A network of signs, maps and apps is being proposed to make Toronto easier to navigate for both tourists and residents.
Launched late last year by the city, with the 2015 Pan-Am Games acting as a catalyst, the Toronto "wayfinding" team has drafted an initial plan that will go to the public works committee in September, and to council the following month.
If approved, the project will move into its second phase – narrowing design options and testing the strategy at two sites.
After visiting the CN Tower and Rogers Centre, Toronto resident Chintan Patel and his friends from the United States and India stumbled on nearby Roundhouse Park.
The outdoor exhibit of Toronto's railway heritage is just the type of historical attraction they wanted to see.
They were not worried about getting lost – they relied heavily on a GPS – but they said that while the CN Tower was an obvious landmark, they felt there was no way to find attractions like the park, located south of the tower. "I've been living in the GTA for 11 years. I don't know which things I can explore," Mr. Patel explained.
The head of design at Britain-based Steer Davies Gleave, Phil Berczuk, who worked on the Toronto Wayfinding System Strategy, said making connections between neighbourhoods can be challenging – someone visiting the Annex, for instance, might not know that Little Italy is close by.
"There are areas of the city that are undiscovered and unknown," he said.
The proposal includes a combination of co-ordinated signs, apps, pocket maps, and urban design. Antonio Gómez-Palacio, who also worked on the strategy and who is a partner at urban planning firm Dialog Group, said some aspects will be obvious but others – lighting, landscaping and public art – subtly guide people toward attractions.
"One of the challenges from a wayfinding perspective is, how do you give people the clues they need?"
Mr. Gómez-Palacio said tall "totem" signs will be placed strategically for "moments when they need that information" at gateways, including transit exits and intersections.
There could also be maps of the surrounding area posted at those sites, in addition to pocket maps that can be handed out at airports and hotels, and apps on smartphones to give directions between destinations and information.

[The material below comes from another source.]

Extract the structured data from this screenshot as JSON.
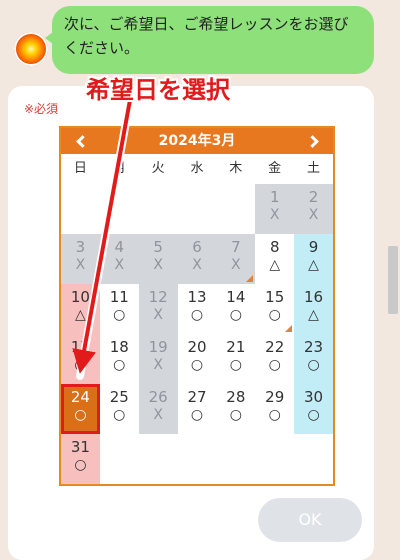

Other signs would be placed on pedestrian and cyclist routes, pointing to places such as St. Lawrence Market and identifying the neighbourhood.
Some signs would indicate how long it takes to walk to nearby attractions, Mr. Berczuk said.
"Often people who don't walk frequently will overestimate the distance and the time it will take them to walk," he said, adding that transit options or cabs may stop people from spending time at other attractions.
Two places have been chosen as pilots for the strategy, if it gets the go-ahead from council. Both include Pan-Am Games venues: One is east downtown and the other is centred around the University of Toronto's Scarborough campus. "Maybe [the strategy] works in a very dense area, but doesn't work in an area which is more far flung," said Fiona Chapman, the city's manager of pedestrian projects and street furniture management.
Ms. Chapman said the funds for those pilot sites would be included in the $800,000 cost for the second phase, but some of the money will likely come from outside the city's coffers. She said BIAs, tourism groups and destinations will benefit when visitors are more easily able to find their way around. Toronto differs from other cities because of its grid-like streets that, combined with landmarks such as the CN Tower, make navigation easier, Mr. Berczuk said. He said the difficulty here is navigating between neighbourhoods that are off the grid or out of sight from landmarks. When he visited Toronto for the first time, for example, he said he only knew about the waterfront because he saw it from his taxi.
"When you're downtown, there's nothing that suggests there's a waterfront because you've got this massive barrier of the Gardiner," he said.
In some cases, the people behind the strategy want to target people like Siti Nursani, who's from Bali, Indonesia. She was staying downtown last month and finding her way around exclusively by foot. "As a tourist, I don't know how to use a bus or train in this city, so I get around by walking," Ms. Nursani said on her way to the CN Tower. "I'd like to try a bus but I'm scared I'll get lost."
When visitors are comfortable with transit, they tend to explore more of the city, and they'll likely spend more time and money here. "With proper wayfinding, [tourists] would probably consume more of the destination. You could be around the corner from one of the finest museums on the continent and now know it," said Andrew Weir, vice president of communications of Tourism Toronto, which has assisted with the strategy.
Ms. Chapman said it will cost an estimated $7.2-million to roll out the strategy across Toronto in the final phase. Business partnerships may help pay for it, but they will not include advertising on the street signs.
"Whatever you saw on the street would have no advertising on it," she said. "Period. Full stop."
Mr. Weir said languages of visiting nationalities will have to be considered in planning signage. Last year, 154,100 people from China visited Toronto, an increase of 34.5 per cent from the year earlier. Chinese tourists now rank third in the city's international visitors market behind the U.S. and U.K., according to the association. Visitors from India increased as well, up 13.2 per cent to 75,200.